◆ **TASK DESCRIPTION**
Looking at the records below, say how many lines contain "Preto". Nothing else belongs in the answer.

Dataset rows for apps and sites
────────────────
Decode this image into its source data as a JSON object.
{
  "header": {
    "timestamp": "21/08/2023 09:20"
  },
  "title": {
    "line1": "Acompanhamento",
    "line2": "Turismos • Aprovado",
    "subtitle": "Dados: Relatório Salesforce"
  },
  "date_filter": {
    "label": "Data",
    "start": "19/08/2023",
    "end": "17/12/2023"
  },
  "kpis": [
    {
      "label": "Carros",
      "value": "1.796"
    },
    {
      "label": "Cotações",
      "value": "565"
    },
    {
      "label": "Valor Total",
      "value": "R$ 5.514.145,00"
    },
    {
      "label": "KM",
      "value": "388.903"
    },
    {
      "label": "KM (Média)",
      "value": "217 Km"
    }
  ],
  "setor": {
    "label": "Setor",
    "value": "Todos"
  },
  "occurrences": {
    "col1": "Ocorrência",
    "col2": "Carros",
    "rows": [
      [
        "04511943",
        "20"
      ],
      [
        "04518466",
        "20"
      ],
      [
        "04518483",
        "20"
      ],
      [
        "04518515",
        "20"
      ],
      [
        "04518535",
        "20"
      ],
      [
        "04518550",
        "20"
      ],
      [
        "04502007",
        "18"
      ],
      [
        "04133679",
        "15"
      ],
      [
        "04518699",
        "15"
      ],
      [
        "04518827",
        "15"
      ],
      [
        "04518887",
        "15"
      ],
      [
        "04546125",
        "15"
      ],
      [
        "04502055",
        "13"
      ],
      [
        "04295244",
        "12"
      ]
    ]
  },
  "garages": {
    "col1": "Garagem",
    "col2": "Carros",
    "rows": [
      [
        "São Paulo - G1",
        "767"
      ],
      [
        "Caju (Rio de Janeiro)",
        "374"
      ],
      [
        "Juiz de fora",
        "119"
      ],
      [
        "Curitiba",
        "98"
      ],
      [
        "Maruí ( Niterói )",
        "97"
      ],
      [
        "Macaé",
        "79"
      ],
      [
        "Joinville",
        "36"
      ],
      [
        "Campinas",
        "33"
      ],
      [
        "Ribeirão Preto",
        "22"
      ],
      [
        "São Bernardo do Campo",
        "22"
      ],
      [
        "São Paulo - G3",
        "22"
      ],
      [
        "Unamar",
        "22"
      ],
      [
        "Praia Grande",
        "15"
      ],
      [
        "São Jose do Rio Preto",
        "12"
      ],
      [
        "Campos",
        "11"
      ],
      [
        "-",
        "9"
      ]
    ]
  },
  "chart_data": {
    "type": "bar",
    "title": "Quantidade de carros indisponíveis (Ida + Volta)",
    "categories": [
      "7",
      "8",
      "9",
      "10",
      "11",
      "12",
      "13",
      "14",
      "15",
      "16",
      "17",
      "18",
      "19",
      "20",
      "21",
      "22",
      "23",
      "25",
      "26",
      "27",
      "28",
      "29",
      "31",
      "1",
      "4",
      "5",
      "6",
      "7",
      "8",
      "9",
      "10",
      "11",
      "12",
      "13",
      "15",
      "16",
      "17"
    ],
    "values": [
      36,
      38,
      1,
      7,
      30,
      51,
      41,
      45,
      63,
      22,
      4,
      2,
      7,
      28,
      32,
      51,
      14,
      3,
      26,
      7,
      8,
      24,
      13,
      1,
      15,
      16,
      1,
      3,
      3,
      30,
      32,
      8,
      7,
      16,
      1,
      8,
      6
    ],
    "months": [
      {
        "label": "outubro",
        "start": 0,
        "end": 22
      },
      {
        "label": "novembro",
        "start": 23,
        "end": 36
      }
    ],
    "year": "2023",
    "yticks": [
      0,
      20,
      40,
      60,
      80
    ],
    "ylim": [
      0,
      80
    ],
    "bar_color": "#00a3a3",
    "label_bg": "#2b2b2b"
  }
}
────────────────
◆ **RESULT FOR THIS EXERCISE**
2